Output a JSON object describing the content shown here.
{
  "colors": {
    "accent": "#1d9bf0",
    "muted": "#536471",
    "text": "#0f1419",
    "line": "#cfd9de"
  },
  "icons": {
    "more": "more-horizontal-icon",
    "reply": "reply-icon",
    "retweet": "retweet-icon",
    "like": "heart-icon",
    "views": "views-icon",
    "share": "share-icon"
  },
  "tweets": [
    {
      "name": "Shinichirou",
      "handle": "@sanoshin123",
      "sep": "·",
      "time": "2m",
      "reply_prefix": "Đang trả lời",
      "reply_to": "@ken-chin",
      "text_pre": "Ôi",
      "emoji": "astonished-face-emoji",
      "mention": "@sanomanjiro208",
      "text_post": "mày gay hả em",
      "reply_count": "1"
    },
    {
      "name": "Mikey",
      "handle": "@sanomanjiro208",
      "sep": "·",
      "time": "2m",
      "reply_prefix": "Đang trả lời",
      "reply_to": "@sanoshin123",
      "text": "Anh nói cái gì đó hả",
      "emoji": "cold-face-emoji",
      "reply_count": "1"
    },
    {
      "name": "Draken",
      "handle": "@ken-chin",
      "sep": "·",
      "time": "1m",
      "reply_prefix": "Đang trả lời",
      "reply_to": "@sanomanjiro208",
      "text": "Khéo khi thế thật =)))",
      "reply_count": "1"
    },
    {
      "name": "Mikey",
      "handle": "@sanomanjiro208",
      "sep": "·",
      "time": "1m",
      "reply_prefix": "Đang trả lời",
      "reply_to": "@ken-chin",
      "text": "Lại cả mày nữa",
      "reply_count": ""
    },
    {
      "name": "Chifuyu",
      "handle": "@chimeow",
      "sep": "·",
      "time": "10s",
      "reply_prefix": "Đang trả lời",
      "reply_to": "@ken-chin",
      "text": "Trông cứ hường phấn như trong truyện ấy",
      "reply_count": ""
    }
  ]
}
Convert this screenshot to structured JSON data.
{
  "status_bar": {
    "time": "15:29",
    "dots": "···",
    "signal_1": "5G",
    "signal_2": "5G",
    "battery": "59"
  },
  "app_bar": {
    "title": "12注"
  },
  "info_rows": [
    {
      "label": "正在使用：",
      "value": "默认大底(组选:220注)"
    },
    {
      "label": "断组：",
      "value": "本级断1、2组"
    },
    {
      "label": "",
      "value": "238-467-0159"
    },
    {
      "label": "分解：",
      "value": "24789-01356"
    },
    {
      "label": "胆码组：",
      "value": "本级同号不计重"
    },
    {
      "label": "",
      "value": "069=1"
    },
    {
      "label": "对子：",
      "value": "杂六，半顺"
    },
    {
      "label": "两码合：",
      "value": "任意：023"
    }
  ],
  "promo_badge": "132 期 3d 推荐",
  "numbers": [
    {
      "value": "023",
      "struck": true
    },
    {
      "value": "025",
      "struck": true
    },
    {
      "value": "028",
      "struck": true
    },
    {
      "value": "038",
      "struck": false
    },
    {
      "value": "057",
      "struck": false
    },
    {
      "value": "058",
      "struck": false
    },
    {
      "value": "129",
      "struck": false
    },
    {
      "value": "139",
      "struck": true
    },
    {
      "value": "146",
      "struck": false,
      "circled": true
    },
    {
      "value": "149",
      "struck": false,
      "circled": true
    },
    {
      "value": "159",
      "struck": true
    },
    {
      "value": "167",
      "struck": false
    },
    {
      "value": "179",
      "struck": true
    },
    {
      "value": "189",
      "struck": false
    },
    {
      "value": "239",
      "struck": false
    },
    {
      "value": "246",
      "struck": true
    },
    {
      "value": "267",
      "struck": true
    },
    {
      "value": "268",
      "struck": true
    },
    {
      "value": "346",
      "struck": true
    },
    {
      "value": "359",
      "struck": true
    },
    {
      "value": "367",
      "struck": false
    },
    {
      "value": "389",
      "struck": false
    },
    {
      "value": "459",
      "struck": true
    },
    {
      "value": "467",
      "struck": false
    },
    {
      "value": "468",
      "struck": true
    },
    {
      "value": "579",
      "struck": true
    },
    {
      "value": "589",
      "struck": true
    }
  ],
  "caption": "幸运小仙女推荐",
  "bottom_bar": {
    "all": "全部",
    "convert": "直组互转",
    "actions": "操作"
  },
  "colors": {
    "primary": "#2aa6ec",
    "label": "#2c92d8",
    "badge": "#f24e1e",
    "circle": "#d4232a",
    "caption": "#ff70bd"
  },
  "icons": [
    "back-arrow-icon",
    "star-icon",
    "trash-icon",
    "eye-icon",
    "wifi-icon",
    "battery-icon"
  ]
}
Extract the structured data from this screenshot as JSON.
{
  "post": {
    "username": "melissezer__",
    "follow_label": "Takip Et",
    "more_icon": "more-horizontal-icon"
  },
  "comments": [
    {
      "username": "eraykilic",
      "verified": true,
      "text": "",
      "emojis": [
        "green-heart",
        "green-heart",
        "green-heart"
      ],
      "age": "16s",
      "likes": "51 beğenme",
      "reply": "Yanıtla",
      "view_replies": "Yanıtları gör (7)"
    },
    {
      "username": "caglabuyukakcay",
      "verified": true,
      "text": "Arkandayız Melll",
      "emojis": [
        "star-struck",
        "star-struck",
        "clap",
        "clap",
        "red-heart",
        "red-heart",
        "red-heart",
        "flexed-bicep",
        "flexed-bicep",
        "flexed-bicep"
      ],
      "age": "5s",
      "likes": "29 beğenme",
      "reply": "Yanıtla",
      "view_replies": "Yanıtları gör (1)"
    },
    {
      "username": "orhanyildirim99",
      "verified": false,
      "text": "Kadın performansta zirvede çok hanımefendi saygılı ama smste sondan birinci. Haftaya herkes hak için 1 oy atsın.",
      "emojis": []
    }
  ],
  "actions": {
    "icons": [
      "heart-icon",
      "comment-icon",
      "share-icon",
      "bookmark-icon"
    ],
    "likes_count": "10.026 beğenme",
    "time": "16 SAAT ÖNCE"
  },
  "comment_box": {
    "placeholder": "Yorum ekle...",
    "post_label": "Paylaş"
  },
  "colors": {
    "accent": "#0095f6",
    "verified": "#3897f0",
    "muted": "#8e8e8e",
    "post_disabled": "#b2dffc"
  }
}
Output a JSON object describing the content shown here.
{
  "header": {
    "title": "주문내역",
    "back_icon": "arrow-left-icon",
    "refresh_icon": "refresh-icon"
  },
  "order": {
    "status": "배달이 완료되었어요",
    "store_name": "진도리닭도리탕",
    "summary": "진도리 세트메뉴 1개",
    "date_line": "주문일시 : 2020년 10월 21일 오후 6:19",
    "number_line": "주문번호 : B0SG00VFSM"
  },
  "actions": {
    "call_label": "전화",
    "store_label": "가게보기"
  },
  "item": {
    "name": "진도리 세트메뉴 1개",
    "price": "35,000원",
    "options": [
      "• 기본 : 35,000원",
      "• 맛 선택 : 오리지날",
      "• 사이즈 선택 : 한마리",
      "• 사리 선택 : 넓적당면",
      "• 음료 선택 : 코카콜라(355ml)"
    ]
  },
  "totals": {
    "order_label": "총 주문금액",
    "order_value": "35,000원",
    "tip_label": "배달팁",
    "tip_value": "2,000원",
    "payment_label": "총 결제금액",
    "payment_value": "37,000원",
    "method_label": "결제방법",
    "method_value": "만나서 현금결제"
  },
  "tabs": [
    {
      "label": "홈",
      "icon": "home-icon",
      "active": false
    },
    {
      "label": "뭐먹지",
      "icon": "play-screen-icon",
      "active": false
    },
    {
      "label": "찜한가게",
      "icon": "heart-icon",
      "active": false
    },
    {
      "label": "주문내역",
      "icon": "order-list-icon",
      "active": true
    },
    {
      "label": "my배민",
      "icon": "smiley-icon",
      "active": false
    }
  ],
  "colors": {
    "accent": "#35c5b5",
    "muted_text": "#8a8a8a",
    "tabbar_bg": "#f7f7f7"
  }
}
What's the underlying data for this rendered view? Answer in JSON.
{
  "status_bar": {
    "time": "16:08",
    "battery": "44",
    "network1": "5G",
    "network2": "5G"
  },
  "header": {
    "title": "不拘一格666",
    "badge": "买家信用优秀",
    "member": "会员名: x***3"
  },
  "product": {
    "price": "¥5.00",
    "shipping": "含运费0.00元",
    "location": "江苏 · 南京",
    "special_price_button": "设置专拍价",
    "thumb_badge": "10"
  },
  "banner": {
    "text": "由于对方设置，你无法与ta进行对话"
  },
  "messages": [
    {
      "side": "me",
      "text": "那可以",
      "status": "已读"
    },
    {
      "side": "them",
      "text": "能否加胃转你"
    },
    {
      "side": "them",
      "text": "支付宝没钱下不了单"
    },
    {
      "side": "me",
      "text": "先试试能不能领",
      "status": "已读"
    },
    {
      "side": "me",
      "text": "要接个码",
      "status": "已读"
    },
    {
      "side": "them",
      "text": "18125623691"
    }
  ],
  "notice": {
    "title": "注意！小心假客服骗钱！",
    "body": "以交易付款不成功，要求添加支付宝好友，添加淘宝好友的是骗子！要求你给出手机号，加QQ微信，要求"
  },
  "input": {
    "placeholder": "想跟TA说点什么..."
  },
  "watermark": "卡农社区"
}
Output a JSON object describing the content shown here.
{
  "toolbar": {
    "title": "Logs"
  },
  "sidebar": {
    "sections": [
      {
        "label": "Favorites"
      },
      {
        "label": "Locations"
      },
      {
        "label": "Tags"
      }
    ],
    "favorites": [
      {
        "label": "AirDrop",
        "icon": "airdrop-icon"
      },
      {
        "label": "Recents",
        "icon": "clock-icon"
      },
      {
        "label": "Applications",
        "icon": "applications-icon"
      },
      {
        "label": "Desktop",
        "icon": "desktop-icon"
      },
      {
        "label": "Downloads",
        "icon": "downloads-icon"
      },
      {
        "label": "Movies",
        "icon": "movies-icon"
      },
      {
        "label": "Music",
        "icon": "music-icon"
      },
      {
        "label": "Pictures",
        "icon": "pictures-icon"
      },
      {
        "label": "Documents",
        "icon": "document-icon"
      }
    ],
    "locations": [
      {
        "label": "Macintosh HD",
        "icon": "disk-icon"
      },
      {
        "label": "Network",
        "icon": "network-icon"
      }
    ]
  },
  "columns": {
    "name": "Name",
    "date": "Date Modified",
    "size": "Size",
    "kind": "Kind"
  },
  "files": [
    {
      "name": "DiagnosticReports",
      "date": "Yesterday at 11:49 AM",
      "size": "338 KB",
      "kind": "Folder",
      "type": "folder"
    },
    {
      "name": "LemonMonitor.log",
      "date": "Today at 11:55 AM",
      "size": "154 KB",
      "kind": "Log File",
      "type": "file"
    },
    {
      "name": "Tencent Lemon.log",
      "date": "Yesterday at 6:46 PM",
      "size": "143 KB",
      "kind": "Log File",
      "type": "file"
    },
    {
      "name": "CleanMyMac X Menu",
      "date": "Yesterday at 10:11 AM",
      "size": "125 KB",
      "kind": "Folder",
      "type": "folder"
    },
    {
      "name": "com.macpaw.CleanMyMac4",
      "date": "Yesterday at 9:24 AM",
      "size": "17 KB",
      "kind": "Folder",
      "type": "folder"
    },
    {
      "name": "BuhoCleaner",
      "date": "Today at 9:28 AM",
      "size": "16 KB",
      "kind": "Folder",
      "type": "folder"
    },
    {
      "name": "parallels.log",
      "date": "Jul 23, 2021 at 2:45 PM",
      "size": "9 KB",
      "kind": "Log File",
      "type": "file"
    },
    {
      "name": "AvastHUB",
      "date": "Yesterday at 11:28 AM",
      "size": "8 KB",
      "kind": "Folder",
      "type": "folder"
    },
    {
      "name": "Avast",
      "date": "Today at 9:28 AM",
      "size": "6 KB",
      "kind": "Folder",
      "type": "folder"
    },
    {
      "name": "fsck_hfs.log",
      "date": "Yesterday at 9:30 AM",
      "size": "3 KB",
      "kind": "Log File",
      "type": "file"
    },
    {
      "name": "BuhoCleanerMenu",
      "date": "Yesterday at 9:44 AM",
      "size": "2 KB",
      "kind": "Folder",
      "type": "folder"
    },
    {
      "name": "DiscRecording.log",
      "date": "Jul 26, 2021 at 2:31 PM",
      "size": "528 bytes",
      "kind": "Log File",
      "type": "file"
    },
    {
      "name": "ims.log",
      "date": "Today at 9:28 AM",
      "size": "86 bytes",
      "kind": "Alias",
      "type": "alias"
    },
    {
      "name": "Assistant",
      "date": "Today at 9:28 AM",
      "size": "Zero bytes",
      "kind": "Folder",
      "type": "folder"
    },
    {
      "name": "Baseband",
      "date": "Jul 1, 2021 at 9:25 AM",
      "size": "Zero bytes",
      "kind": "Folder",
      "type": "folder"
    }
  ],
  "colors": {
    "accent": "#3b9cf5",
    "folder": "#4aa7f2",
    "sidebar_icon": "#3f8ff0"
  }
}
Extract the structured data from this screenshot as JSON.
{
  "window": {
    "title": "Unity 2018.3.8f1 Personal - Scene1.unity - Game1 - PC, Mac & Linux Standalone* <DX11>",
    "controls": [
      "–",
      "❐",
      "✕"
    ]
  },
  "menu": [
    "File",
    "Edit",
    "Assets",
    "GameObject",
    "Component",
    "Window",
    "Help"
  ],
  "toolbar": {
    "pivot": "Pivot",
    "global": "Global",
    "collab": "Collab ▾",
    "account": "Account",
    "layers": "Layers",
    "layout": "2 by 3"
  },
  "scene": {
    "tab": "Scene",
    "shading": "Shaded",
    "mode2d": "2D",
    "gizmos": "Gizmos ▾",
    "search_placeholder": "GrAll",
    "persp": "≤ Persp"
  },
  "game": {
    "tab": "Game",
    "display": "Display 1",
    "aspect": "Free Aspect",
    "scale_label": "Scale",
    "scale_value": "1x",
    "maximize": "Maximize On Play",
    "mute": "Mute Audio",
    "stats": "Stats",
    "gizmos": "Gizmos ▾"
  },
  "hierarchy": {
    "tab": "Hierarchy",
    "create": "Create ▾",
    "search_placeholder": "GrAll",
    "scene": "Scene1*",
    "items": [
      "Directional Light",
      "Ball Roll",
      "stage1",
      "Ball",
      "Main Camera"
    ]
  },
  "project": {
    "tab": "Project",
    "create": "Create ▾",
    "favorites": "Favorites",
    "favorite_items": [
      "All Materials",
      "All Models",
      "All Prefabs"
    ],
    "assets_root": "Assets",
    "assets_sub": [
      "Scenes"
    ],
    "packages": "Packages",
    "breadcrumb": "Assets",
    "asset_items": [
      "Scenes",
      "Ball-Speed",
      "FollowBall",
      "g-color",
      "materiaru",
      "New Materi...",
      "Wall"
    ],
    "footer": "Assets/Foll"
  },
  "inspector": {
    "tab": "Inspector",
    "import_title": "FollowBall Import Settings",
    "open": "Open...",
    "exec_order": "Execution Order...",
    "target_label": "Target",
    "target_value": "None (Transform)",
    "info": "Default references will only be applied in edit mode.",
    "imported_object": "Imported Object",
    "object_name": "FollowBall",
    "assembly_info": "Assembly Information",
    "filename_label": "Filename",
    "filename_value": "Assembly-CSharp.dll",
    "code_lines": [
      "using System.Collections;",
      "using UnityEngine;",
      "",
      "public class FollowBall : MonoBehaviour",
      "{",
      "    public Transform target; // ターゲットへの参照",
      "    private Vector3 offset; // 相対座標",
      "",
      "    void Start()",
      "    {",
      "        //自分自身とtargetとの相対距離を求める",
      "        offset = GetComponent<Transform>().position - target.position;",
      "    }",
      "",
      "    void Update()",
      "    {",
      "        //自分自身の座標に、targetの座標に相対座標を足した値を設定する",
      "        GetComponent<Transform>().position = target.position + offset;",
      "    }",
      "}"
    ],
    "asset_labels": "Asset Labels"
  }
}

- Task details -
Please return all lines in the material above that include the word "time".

- Finished exercise -
      "time": "2m",
      "time": "2m",
      "time": "1m",
      "time": "1m",
      "time": "10s",
    "time": "15:29",
    "time": "16 SAAT ÖNCE"
    "time": "16:08",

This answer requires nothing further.